An item on Lon Sticker’s Phantoms and Monsters about Elvis and his life long interest in UFOs inspired me to write about the time I met Elvis in Los Angles when I was working at the Free Clinic. (see my post on UFO Mystic.) That was one of my brushes with fame, and esoteric in a round about way, since Elvis had a strong curiosity about UFOs and believed in extraterrestrial life.
Another esoteric brush with fame is, I think, waaaaaaaay cool. It concerns Boris Badenov. Yes, that Boris Badenov! Legend has it that the character actor Akim Tarmioff was the inspiration for the spy character Boris Badenov of the Rocky and Bullwinkle cartoons. Here is what a Wikipedia entry has to say about Akim’s inspiration:
Badenov's name is a play on that of the 16th-century Russian Tsar Boris Godunov ("bad enough" vs. "good enough"). His accent and explosive temper are an homage to Hollywood actor Akim Tamiroff, especially Tamiroff's role in The Great McGinty, a 1940 movie directed by Preston Sturges.
Akim (Mikhailovich) Tamiroff, the Russian born character actor who appeared in dozens of films and television shows was often typecast as a Mexican or Greek, among other ethnic characters. He played spies, cops, thieves; all manner of roles. Among the films Akim appeared in:For Whom the Bell Tolls, 1943, Lord Jim, 1965, Oceans 11, 1960, Topaki, 1964, and dozens more.
Akim was married to my grandfather’s niece, actress Tamara Shayne. My mother lived with them when she was in her late teens (that would be in late 1940s, early 1950s) when she first arrived in Los Angeles from Oregon. I met them once when I was little; I remember Tamara as being stand offish , but Akim was pretty nice, very funny and playful.

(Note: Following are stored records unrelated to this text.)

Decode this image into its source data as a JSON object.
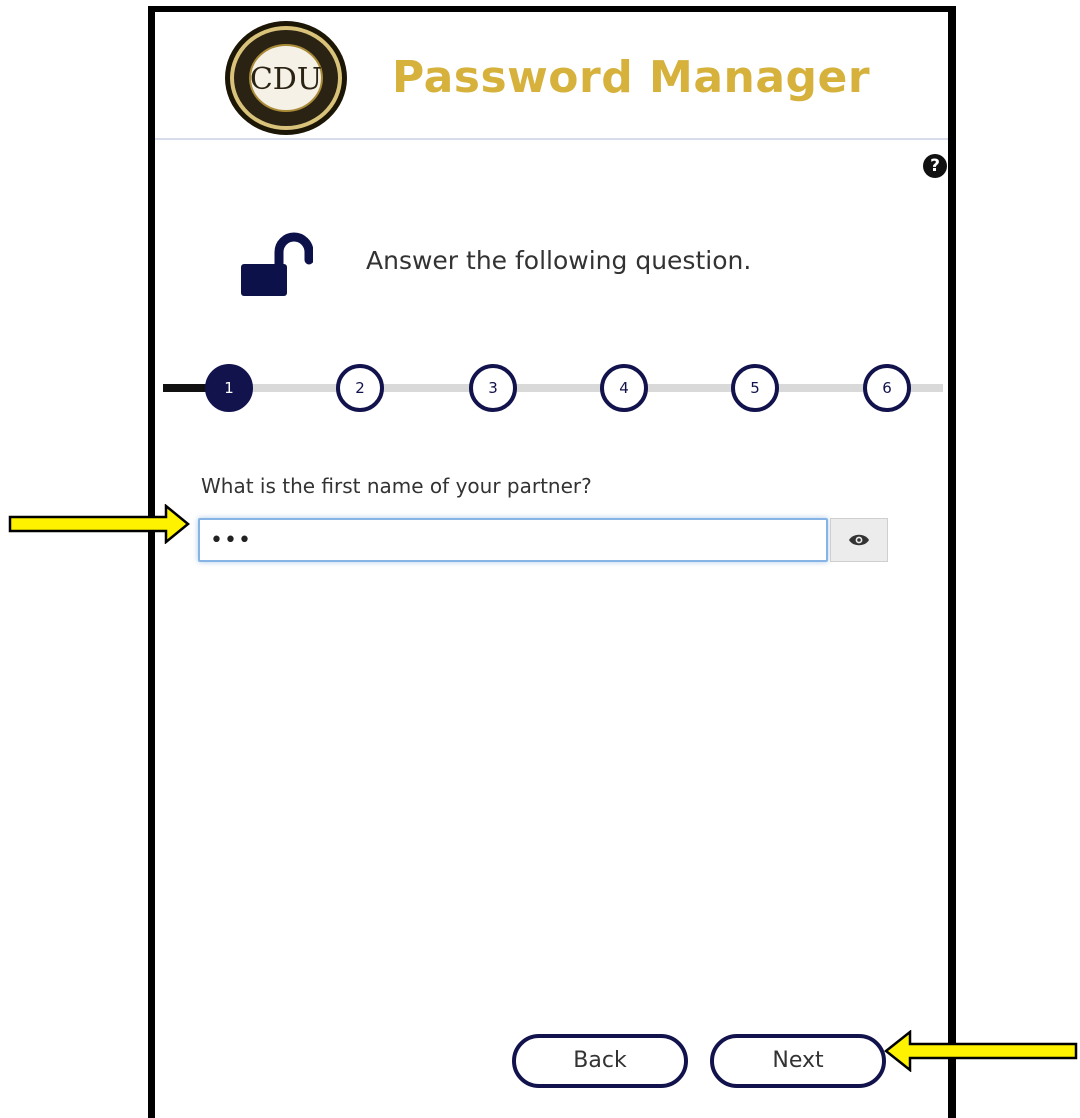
{
  "header": {
    "logo_text": "CDU",
    "title": "Password Manager"
  },
  "help": {
    "icon": "question-icon",
    "glyph": "?"
  },
  "prompt": {
    "icon": "unlock-icon",
    "text": "Answer the following question."
  },
  "steps": {
    "items": [
      "1",
      "2",
      "3",
      "4",
      "5",
      "6"
    ],
    "current": 1
  },
  "question": {
    "label": "What is the first name of your partner?",
    "value": "•••",
    "reveal_icon": "eye-icon"
  },
  "buttons": {
    "back": "Back",
    "next": "Next"
  },
  "annotations": {
    "arrow_color": "#fff200",
    "arrow_icon": "arrow-right-icon"
  },
  "colors": {
    "title": "#d6b23c",
    "accent": "#12124d"
  }
}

Truly, how cool is it that one of the iconic cartoon characters, Boris Badenov, was based on a family member? (Another fun esoteric synchronistic fact: my mother’s name is a variation of Natasha.)
Is it fair to say Boris was a MIB? No, it just sounded good for the title. Boris was short, fat, and hardly MIB like in behavior or appearance. He was an Eastern European/Russian spy, bumbling, the bad guy, created during the Cold War, when the spy business was everywhere. It still is; and actually, we’ve come back around to Russian spies recently, with movies like SALT and the plethora of Russian spies on television shows.
I have other claims to esoteric fame, which I'll write about in future columns.